▶ **Prompt**
The answer must reproduce all of the data below exactly and contain no images.

▶ **Material for the task**
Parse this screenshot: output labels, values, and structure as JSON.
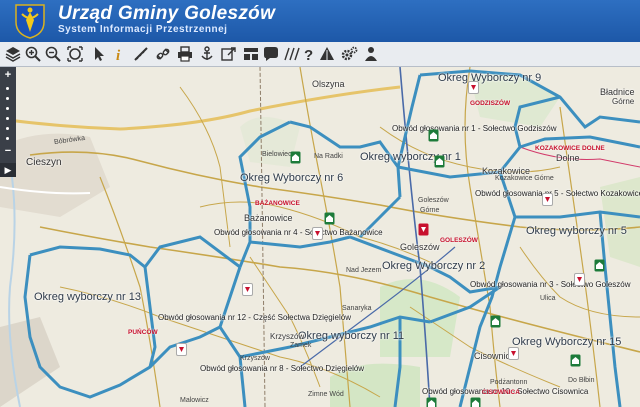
{
  "header": {
    "title": "Urząd Gminy Goleszów",
    "subtitle": "System Informacji Przestrzennej"
  },
  "toolbar": {
    "tools": [
      {
        "name": "layers-icon"
      },
      {
        "name": "zoom-in-icon"
      },
      {
        "name": "zoom-out-icon"
      },
      {
        "name": "zoom-extent-icon"
      },
      {
        "name": "select-cursor-icon"
      },
      {
        "name": "info-icon"
      },
      {
        "name": "measure-icon"
      },
      {
        "name": "link-icon"
      },
      {
        "name": "print-icon"
      },
      {
        "name": "anchor-icon"
      },
      {
        "name": "export-icon"
      },
      {
        "name": "layout-icon"
      },
      {
        "name": "comment-icon"
      },
      {
        "name": "hatch-icon"
      },
      {
        "name": "help-icon"
      },
      {
        "name": "triangle-icon"
      },
      {
        "name": "settings-icon"
      },
      {
        "name": "user-location-icon"
      }
    ]
  },
  "rail": {
    "zoom_in": "+",
    "zoom_out": "−",
    "arrow": "▶"
  },
  "map": {
    "districts": [
      {
        "id": "9",
        "label": "Okreg Wyborczy nr 9"
      },
      {
        "id": "6",
        "label": "Okreg Wyborczy nr 6"
      },
      {
        "id": "1",
        "label": "Okreg wyborczy nr 1"
      },
      {
        "id": "5",
        "label": "Okreg wyborczy nr 5"
      },
      {
        "id": "2",
        "label": "Okreg Wyborczy nr 2"
      },
      {
        "id": "13",
        "label": "Okreg wyborczy nr 13"
      },
      {
        "id": "11",
        "label": "Okreg wyborczy nr 11"
      },
      {
        "id": "15",
        "label": "Okreg Wyborczy nr 15"
      }
    ],
    "circuits": [
      {
        "id": "godziszow",
        "label": "Obwód głosowania nr 1 - Sołectwo Godziszów"
      },
      {
        "id": "bazanowice",
        "label": "Obwód głosowania nr 4 - Sołectwo Bażanowice"
      },
      {
        "id": "kozakowice",
        "label": "Obwód głosowania nr 5 - Sołectwo Kozakowice"
      },
      {
        "id": "goleszow",
        "label": "Obwód głosowania nr 3 - Sołectwo Goleszów"
      },
      {
        "id": "dzieglowiec-part",
        "label": "Obwód głosowania nr 12 - Część Sołectwa Dzięgielów"
      },
      {
        "id": "dzieglowiec",
        "label": "Obwód głosowania nr 8 - Sołectwo Dzięgielów"
      },
      {
        "id": "cisownica",
        "label": "Obwód głosowania nr 10 - Sołectwo Cisownica"
      }
    ],
    "towns": [
      {
        "id": "cieszyn",
        "label": "Cieszyn"
      },
      {
        "id": "olszyna",
        "label": "Olszyna"
      },
      {
        "id": "bazanowice",
        "label": "Bażanowice"
      },
      {
        "id": "kozakowice",
        "label": "Kozakowice"
      },
      {
        "id": "goleszow",
        "label": "Goleszów"
      },
      {
        "id": "cisownica",
        "label": "Cisownica"
      },
      {
        "id": "dolne",
        "label": "Dolne"
      },
      {
        "id": "bladnice",
        "label": "Bładnice"
      },
      {
        "id": "gorne",
        "label": "Górne"
      },
      {
        "id": "krzyszow",
        "label": "Krzyszów"
      }
    ],
    "red_labels": [
      {
        "id": "godziszow",
        "label": "GODZISZÓW"
      },
      {
        "id": "bazanowice",
        "label": "BAŻANOWICE"
      },
      {
        "id": "kozakowice",
        "label": "KOZAKOWICE DOLNE"
      },
      {
        "id": "goleszow",
        "label": "GOLESZÓW"
      },
      {
        "id": "punkow",
        "label": "PUŃCÓW"
      },
      {
        "id": "cisownica",
        "label": "CISOWNICA"
      }
    ],
    "minor": [
      {
        "id": "boborowka",
        "label": "Bóbrówka"
      },
      {
        "id": "zimnowod",
        "label": "Zimne Wód"
      },
      {
        "id": "radki",
        "label": "Na Radki"
      },
      {
        "id": "bielowiec",
        "label": "Bielowiec"
      },
      {
        "id": "kozakowice-gorne",
        "label": "Kozakowice Górne"
      },
      {
        "id": "podzantonn",
        "label": "Podżantonn"
      },
      {
        "id": "dobibin",
        "label": "Do Błbin"
      },
      {
        "id": "ulica",
        "label": "Ulica"
      },
      {
        "id": "goleszow2",
        "label": "Goleszów"
      },
      {
        "id": "gorne2",
        "label": "Górne"
      },
      {
        "id": "sanaryka",
        "label": "Sanaryka"
      },
      {
        "id": "nadj",
        "label": "Nad Jezem"
      },
      {
        "id": "krzyszow2",
        "label": "Krzyszów"
      },
      {
        "id": "ulica2",
        "label": "Zamek"
      },
      {
        "id": "mcisowa",
        "label": "Malowicz"
      }
    ]
  }
}
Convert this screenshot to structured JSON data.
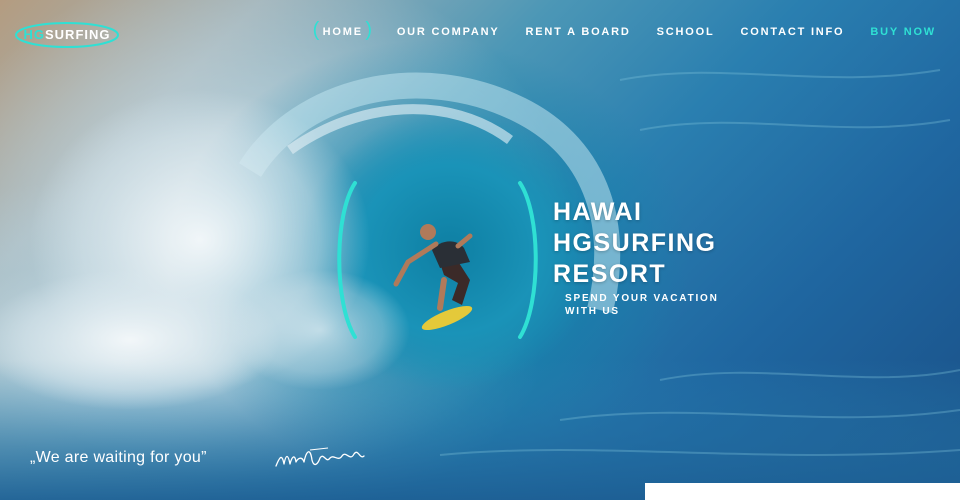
{
  "logo": {
    "prefix": "HG",
    "suffix": "SURFING",
    "accent_color": "#2fe0d4"
  },
  "nav": {
    "items": [
      {
        "label": "HOME",
        "active": true
      },
      {
        "label": "OUR COMPANY"
      },
      {
        "label": "RENT A BOARD"
      },
      {
        "label": "SCHOOL"
      },
      {
        "label": "CONTACT INFO"
      }
    ],
    "cta": "BUY NOW"
  },
  "hero": {
    "title_lines": [
      "HAWAI",
      "HGSURFING",
      "RESORT"
    ],
    "subtitle_lines": [
      "SPEND YOUR VACATION",
      "WITH US"
    ],
    "tagline": "„We are waiting for you”",
    "image": "surfer-in-wave-barrel"
  },
  "colors": {
    "accent": "#2fe0d4",
    "text": "#ffffff"
  }
}
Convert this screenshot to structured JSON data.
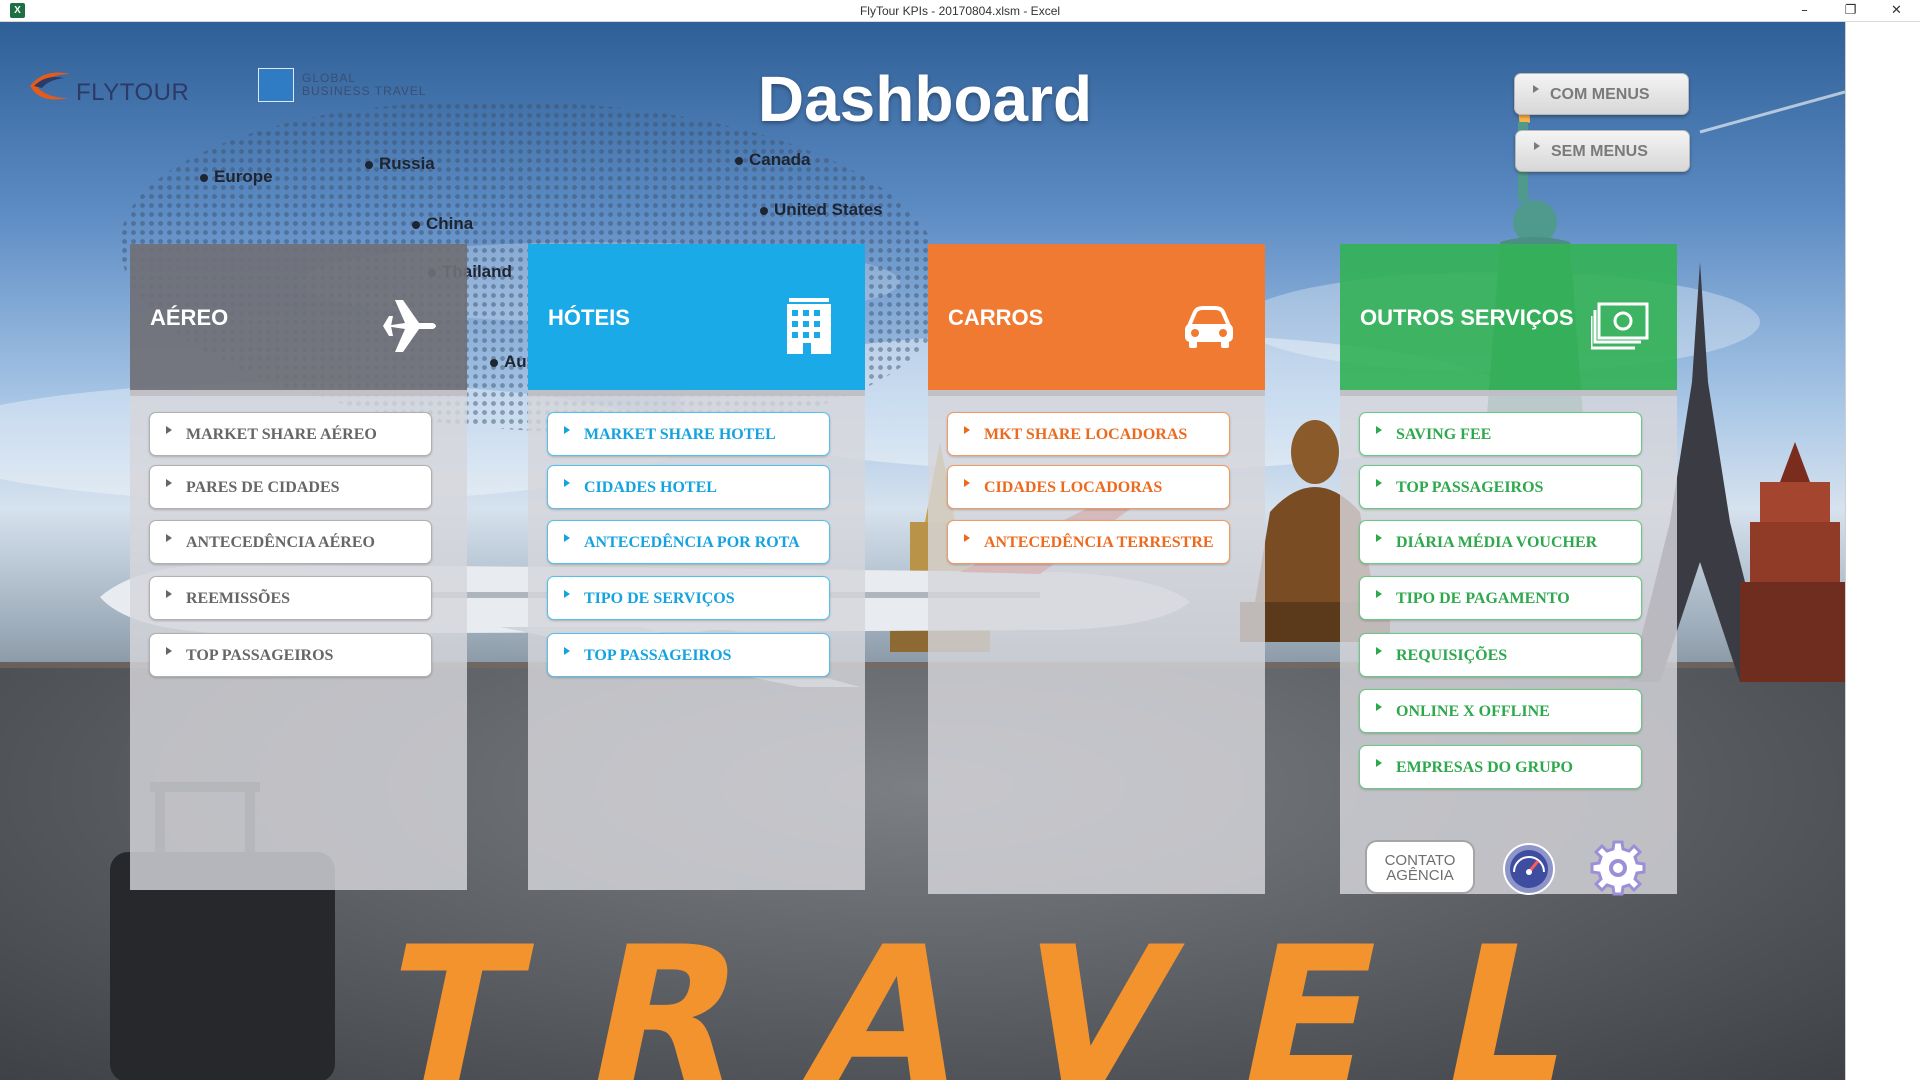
{
  "window": {
    "title": "FlyTour KPIs - 20170804.xlsm - Excel",
    "app_icon": "X",
    "minimize": "–",
    "restore": "❐",
    "close": "✕"
  },
  "header": {
    "brand": "FLYTOUR",
    "partner_line1": "GLOBAL",
    "partner_line2": "BUSINESS TRAVEL",
    "title": "Dashboard",
    "buttons": [
      "COM MENUS",
      "SEM MENUS"
    ]
  },
  "map_labels": [
    "Europe",
    "Russia",
    "China",
    "Thailand",
    "Australia",
    "Canada",
    "United States"
  ],
  "scenery_text": "TRAVEL",
  "panels": {
    "aereo": {
      "title": "AÉREO",
      "icon": "airplane-icon",
      "items": [
        "MARKET SHARE AÉREO",
        "PARES DE CIDADES",
        "ANTECEDÊNCIA AÉREO",
        "REEMISSÕES",
        "TOP PASSAGEIROS"
      ]
    },
    "hoteis": {
      "title": "HÓTEIS",
      "icon": "hotel-building-icon",
      "items": [
        "MARKET SHARE HOTEL",
        "CIDADES HOTEL",
        "ANTECEDÊNCIA POR ROTA",
        "TIPO DE SERVIÇOS",
        "TOP PASSAGEIROS"
      ]
    },
    "carros": {
      "title": "CARROS",
      "icon": "car-icon",
      "items": [
        "MKT SHARE LOCADORAS",
        "CIDADES LOCADORAS",
        "ANTECEDÊNCIA TERRESTRE"
      ]
    },
    "outros": {
      "title": "OUTROS SERVIÇOS",
      "icon": "money-bills-icon",
      "items": [
        "SAVING FEE",
        "TOP PASSAGEIROS",
        "DIÁRIA MÉDIA VOUCHER",
        "TIPO DE PAGAMENTO",
        "REQUISIÇÕES",
        "ONLINE X OFFLINE",
        "EMPRESAS DO GRUPO"
      ],
      "contato_line1": "CONTATO",
      "contato_line2": "AGÊNCIA"
    }
  },
  "colors": {
    "aereo": "#707076",
    "hoteis": "#1aaae8",
    "carros": "#f07a32",
    "outros": "#34b258",
    "title_text": "#ffffff"
  }
}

▶ **Expected answer**
Parse this screenshot: output labels, values, and structure as JSON.
{
  "header": {
    "title": "Urząd Gminy Goleszów",
    "subtitle": "System Informacji Przestrzennej"
  },
  "toolbar": {
    "tools": [
      {
        "name": "layers-icon"
      },
      {
        "name": "zoom-in-icon"
      },
      {
        "name": "zoom-out-icon"
      },
      {
        "name": "zoom-extent-icon"
      },
      {
        "name": "select-cursor-icon"
      },
      {
        "name": "info-icon"
      },
      {
        "name": "measure-icon"
      },
      {
        "name": "link-icon"
      },
      {
        "name": "print-icon"
      },
      {
        "name": "anchor-icon"
      },
      {
        "name": "export-icon"
      },
      {
        "name": "layout-icon"
      },
      {
        "name": "comment-icon"
      },
      {
        "name": "hatch-icon"
      },
      {
        "name": "help-icon"
      },
      {
        "name": "triangle-icon"
      },
      {
        "name": "settings-icon"
      },
      {
        "name": "user-location-icon"
      }
    ]
  },
  "rail": {
    "zoom_in": "+",
    "zoom_out": "−",
    "arrow": "▶"
  },
  "map": {
    "districts": [
      {
        "id": "9",
        "label": "Okreg Wyborczy nr 9"
      },
      {
        "id": "6",
        "label": "Okreg Wyborczy nr 6"
      },
      {
        "id": "1",
        "label": "Okreg wyborczy nr 1"
      },
      {
        "id": "5",
        "label": "Okreg wyborczy nr 5"
      },
      {
        "id": "2",
        "label": "Okreg Wyborczy nr 2"
      },
      {
        "id": "13",
        "label": "Okreg wyborczy nr 13"
      },
      {
        "id": "11",
        "label": "Okreg wyborczy nr 11"
      },
      {
        "id": "15",
        "label": "Okreg Wyborczy nr 15"
      }
    ],
    "circuits": [
      {
        "id": "godziszow",
        "label": "Obwód głosowania nr 1 - Sołectwo Godziszów"
      },
      {
        "id": "bazanowice",
        "label": "Obwód głosowania nr 4 - Sołectwo Bażanowice"
      },
      {
        "id": "kozakowice",
        "label": "Obwód głosowania nr 5 - Sołectwo Kozakowice"
      },
      {
        "id": "goleszow",
        "label": "Obwód głosowania nr 3 - Sołectwo Goleszów"
      },
      {
        "id": "dzieglowiec-part",
        "label": "Obwód głosowania nr 12 - Część Sołectwa Dzięgielów"
      },
      {
        "id": "dzieglowiec",
        "label": "Obwód głosowania nr 8 - Sołectwo Dzięgielów"
      },
      {
        "id": "cisownica",
        "label": "Obwód głosowania nr 10 - Sołectwo Cisownica"
      }
    ],
    "towns": [
      {
        "id": "cieszyn",
        "label": "Cieszyn"
      },
      {
        "id": "olszyna",
        "label": "Olszyna"
      },
      {
        "id": "bazanowice",
        "label": "Bażanowice"
      },
      {
        "id": "kozakowice",
        "label": "Kozakowice"
      },
      {
        "id": "goleszow",
        "label": "Goleszów"
      },
      {
        "id": "cisownica",
        "label": "Cisownica"
      },
      {
        "id": "dolne",
        "label": "Dolne"
      },
      {
        "id": "bladnice",
        "label": "Bładnice"
      },
      {
        "id": "gorne",
        "label": "Górne"
      },
      {
        "id": "krzyszow",
        "label": "Krzyszów"
      }
    ],
    "red_labels": [
      {
        "id": "godziszow",
        "label": "GODZISZÓW"
      },
      {
        "id": "bazanowice",
        "label": "BAŻANOWICE"
      },
      {
        "id": "kozakowice",
        "label": "KOZAKOWICE DOLNE"
      },
      {
        "id": "goleszow",
        "label": "GOLESZÓW"
      },
      {
        "id": "punkow",
        "label": "PUŃCÓW"
      },
      {
        "id": "cisownica",
        "label": "CISOWNICA"
      }
    ],
    "minor": [
      {
        "id": "boborowka",
        "label": "Bóbrówka"
      },
      {
        "id": "zimnowod",
        "label": "Zimne Wód"
      },
      {
        "id": "radki",
        "label": "Na Radki"
      },
      {
        "id": "bielowiec",
        "label": "Bielowiec"
      },
      {
        "id": "kozakowice-gorne",
        "label": "Kozakowice Górne"
      },
      {
        "id": "podzantonn",
        "label": "Podżantonn"
      },
      {
        "id": "dobibin",
        "label": "Do Błbin"
      },
      {
        "id": "ulica",
        "label": "Ulica"
      },
      {
        "id": "goleszow2",
        "label": "Goleszów"
      },
      {
        "id": "gorne2",
        "label": "Górne"
      },
      {
        "id": "sanaryka",
        "label": "Sanaryka"
      },
      {
        "id": "nadj",
        "label": "Nad Jezem"
      },
      {
        "id": "krzyszow2",
        "label": "Krzyszów"
      },
      {
        "id": "ulica2",
        "label": "Zamek"
      },
      {
        "id": "mcisowa",
        "label": "Malowicz"
      }
    ]
  }
}
Convert this screenshot to structured JSON data.
{
  "logo": {
    "prefix": "HG",
    "suffix": "SURFING",
    "accent_color": "#2fe0d4"
  },
  "nav": {
    "items": [
      {
        "label": "HOME",
        "active": true
      },
      {
        "label": "OUR COMPANY"
      },
      {
        "label": "RENT A BOARD"
      },
      {
        "label": "SCHOOL"
      },
      {
        "label": "CONTACT INFO"
      }
    ],
    "cta": "BUY NOW"
  },
  "hero": {
    "title_lines": [
      "HAWAI",
      "HGSURFING",
      "RESORT"
    ],
    "subtitle_lines": [
      "SPEND YOUR VACATION",
      "WITH US"
    ],
    "tagline": "„We are waiting for you”",
    "image": "surfer-in-wave-barrel"
  },
  "colors": {
    "accent": "#2fe0d4",
    "text": "#ffffff"
  }
}
Convert this screenshot to structured JSON data.
{
  "window": {
    "title": "FlyTour KPIs - 20170804.xlsm - Excel",
    "app_icon": "X",
    "minimize": "–",
    "restore": "❐",
    "close": "✕"
  },
  "header": {
    "brand": "FLYTOUR",
    "partner_line1": "GLOBAL",
    "partner_line2": "BUSINESS TRAVEL",
    "title": "Dashboard",
    "buttons": [
      "COM MENUS",
      "SEM MENUS"
    ]
  },
  "map_labels": [
    "Europe",
    "Russia",
    "China",
    "Thailand",
    "Australia",
    "Canada",
    "United States"
  ],
  "scenery_text": "TRAVEL",
  "panels": {
    "aereo": {
      "title": "AÉREO",
      "icon": "airplane-icon",
      "items": [
        "MARKET SHARE AÉREO",
        "PARES DE CIDADES",
        "ANTECEDÊNCIA AÉREO",
        "REEMISSÕES",
        "TOP PASSAGEIROS"
      ]
    },
    "hoteis": {
      "title": "HÓTEIS",
      "icon": "hotel-building-icon",
      "items": [
        "MARKET SHARE HOTEL",
        "CIDADES HOTEL",
        "ANTECEDÊNCIA POR ROTA",
        "TIPO DE SERVIÇOS",
        "TOP PASSAGEIROS"
      ]
    },
    "carros": {
      "title": "CARROS",
      "icon": "car-icon",
      "items": [
        "MKT SHARE LOCADORAS",
        "CIDADES LOCADORAS",
        "ANTECEDÊNCIA TERRESTRE"
      ]
    },
    "outros": {
      "title": "OUTROS SERVIÇOS",
      "icon": "money-bills-icon",
      "items": [
        "SAVING FEE",
        "TOP PASSAGEIROS",
        "DIÁRIA MÉDIA VOUCHER",
        "TIPO DE PAGAMENTO",
        "REQUISIÇÕES",
        "ONLINE X OFFLINE",
        "EMPRESAS DO GRUPO"
      ],
      "contato_line1": "CONTATO",
      "contato_line2": "AGÊNCIA"
    }
  },
  "colors": {
    "aereo": "#707076",
    "hoteis": "#1aaae8",
    "carros": "#f07a32",
    "outros": "#34b258",
    "title_text": "#ffffff"
  }
}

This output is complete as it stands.